For the second time this year, the NuVasive Spine Foundation™ (NSF) traveled with Global Spine Outreach to the CHRISTUS MUGUERZA Hospital Alta Especialidad in Monterrey, Mexico. Global Spine Outreach is just one of several spine focused non-profits NSF supports through their Supported Mission Grants Program. So far in 2017, NSF has donated more than $250,000 in funding, product and services to organizations like GSO.

For this mission, NSF donated the NuVasive® Armada® Fixation System, funding and intraoperative neuromonitoring services to support GSO’s surgical team led by Greg Mundis, M.D. Throughout the week long trip, NSF Ambassador Nic Didier, NuVasive Sales Specialists Michael Panozzo and Ed Quinn, and NuVasive Clinical Services™ Neurophysiologist Avani Patel worked side-by-side with the GSO team to perform 10 life-changing pediatric surgeries. The team also spent time training local surgeons on how to diagnose pathologies and best practices to correct them surgically.


NSF was founded in 2009 out of NuVasive’s “attitude of gratitude” spirit. Almost 10 years later, the NUVA shareowners who continually volunteer their expertise and time are proof that this founding principle is stronger than ever. Neurophysiologist Avani Patel shares more about her experience volunteering for this mission. ​

Why did you volunteer to support an NSF mission?

I am grateful to have the credentials that allow me to go on these mission trips and help patients in such a unique way. I am a very compassionate person, and this opportunity combined my personal desire to help others with my professional skill sets. I would always hear staff at hospitals talking about mission trips and I would think to myself – “I would love to do that.” Plus, what better way to spend my birthday?!

What role did you play on the trip?

As the neurophysiologist on this trip, I used a neuromonitoring system to help surgeons determine if the spinal cord and nerve roots were being effected during each case. NSF generously donated the supplies I used to monitor each case.

What was your favorite part about the trip?

My favorite part of the trip was seeing my patients continually improve throughout the mission. Here in the Stat​es, we rarely see our patients after surgery. It was incredibly rewarding to see these young children do so well after their procedures and then see how happy giving them a new little present every other day made them. Experiencing this mission trip was a humbling reminder that the smallest acts of kindness can make the biggest difference in a patient’s life. Volunteering on this NSF mission was such an amazing experience and I am very grateful for the opportunity.

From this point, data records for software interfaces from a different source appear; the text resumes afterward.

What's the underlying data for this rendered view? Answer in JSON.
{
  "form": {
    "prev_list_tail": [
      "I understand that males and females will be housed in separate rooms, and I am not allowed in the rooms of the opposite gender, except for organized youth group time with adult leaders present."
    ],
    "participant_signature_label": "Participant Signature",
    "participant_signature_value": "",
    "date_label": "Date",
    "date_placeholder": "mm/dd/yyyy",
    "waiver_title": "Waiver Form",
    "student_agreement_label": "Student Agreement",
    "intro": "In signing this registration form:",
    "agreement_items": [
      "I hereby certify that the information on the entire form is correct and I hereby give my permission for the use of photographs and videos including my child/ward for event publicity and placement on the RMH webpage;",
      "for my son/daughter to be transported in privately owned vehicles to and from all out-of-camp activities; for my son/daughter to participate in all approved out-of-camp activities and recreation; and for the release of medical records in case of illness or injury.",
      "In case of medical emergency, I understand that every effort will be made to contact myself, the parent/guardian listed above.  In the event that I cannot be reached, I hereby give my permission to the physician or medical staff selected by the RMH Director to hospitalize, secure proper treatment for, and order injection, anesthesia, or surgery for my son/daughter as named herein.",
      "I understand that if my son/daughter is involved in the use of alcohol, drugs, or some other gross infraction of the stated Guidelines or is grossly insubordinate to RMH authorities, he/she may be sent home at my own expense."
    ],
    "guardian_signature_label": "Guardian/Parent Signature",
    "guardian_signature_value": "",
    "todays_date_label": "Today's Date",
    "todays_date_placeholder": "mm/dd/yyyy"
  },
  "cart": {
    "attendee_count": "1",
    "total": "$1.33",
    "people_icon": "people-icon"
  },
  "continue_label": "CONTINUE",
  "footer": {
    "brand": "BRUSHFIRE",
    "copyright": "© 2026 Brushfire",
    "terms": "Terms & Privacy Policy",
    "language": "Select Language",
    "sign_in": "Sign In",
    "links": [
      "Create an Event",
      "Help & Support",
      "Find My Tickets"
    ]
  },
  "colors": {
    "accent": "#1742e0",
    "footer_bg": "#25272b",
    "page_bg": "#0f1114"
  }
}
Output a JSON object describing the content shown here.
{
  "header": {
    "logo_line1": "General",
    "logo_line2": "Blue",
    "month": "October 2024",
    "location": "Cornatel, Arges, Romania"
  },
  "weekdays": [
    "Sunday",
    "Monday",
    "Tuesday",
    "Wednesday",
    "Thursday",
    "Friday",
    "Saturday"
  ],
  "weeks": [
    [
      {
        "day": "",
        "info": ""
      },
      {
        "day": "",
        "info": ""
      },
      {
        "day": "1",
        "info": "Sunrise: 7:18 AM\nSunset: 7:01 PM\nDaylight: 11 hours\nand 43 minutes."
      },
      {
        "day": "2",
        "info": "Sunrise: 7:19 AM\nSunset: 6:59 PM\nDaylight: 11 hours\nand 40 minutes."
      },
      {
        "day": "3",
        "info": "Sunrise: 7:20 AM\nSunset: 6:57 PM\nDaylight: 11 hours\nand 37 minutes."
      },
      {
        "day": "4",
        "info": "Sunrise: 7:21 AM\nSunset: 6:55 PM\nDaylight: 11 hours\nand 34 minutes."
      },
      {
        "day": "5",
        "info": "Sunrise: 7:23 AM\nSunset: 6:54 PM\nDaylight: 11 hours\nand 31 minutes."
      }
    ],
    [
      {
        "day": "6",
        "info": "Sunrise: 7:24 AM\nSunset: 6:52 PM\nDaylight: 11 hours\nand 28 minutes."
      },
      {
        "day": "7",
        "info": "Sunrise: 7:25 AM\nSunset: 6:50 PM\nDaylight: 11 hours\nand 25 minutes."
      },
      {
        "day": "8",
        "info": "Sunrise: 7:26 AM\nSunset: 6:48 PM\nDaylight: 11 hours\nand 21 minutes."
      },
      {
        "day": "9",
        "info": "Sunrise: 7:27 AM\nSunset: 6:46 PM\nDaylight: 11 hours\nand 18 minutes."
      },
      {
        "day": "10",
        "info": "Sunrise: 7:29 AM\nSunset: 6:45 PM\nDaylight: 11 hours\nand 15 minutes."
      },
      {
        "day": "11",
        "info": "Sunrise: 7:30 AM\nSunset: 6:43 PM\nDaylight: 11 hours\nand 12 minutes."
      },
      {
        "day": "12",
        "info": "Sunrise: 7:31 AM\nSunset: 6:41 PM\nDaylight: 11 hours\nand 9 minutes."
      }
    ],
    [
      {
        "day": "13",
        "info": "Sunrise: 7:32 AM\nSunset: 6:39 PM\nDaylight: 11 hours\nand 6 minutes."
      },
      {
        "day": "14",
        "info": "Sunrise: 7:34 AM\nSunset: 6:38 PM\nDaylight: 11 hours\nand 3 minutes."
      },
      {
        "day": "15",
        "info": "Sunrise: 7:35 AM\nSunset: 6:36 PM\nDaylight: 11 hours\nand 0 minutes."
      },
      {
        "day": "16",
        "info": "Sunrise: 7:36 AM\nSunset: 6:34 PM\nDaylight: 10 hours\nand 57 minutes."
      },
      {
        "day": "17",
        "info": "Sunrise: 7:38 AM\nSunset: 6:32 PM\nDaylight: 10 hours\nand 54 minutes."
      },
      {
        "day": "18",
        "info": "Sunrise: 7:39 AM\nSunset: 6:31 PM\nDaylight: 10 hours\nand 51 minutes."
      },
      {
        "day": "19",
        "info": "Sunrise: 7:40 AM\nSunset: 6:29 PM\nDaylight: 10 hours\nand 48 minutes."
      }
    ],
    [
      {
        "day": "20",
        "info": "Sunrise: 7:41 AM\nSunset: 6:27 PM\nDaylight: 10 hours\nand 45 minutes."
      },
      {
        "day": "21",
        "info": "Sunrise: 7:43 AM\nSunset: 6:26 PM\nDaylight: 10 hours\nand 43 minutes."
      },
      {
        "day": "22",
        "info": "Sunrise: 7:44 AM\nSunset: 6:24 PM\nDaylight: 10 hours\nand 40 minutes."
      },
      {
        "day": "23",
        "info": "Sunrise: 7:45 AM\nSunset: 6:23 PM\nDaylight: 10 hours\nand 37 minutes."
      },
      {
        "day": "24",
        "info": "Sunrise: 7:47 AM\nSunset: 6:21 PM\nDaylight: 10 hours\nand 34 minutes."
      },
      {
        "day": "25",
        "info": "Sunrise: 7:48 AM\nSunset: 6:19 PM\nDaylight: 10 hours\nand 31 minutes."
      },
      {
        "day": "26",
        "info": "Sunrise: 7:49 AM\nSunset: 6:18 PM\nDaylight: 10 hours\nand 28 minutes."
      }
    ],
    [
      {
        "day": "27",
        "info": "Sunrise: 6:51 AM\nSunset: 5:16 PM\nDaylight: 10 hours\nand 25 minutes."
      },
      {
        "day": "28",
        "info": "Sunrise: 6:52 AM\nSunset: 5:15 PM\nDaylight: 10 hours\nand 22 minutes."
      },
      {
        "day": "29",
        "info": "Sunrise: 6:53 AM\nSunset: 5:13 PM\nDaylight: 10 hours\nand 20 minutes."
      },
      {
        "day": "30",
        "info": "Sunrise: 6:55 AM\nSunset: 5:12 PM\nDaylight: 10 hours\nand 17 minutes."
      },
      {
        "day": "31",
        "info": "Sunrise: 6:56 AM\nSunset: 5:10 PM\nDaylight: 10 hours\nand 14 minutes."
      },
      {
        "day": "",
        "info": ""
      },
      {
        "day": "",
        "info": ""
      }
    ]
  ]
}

NSF is committed to bringing world-class spine surgery, education and technology to underserved communities around the world. Next year will be an exciting new chapter for the organization as they will re-launch their Direct Mission Program at a new mission site.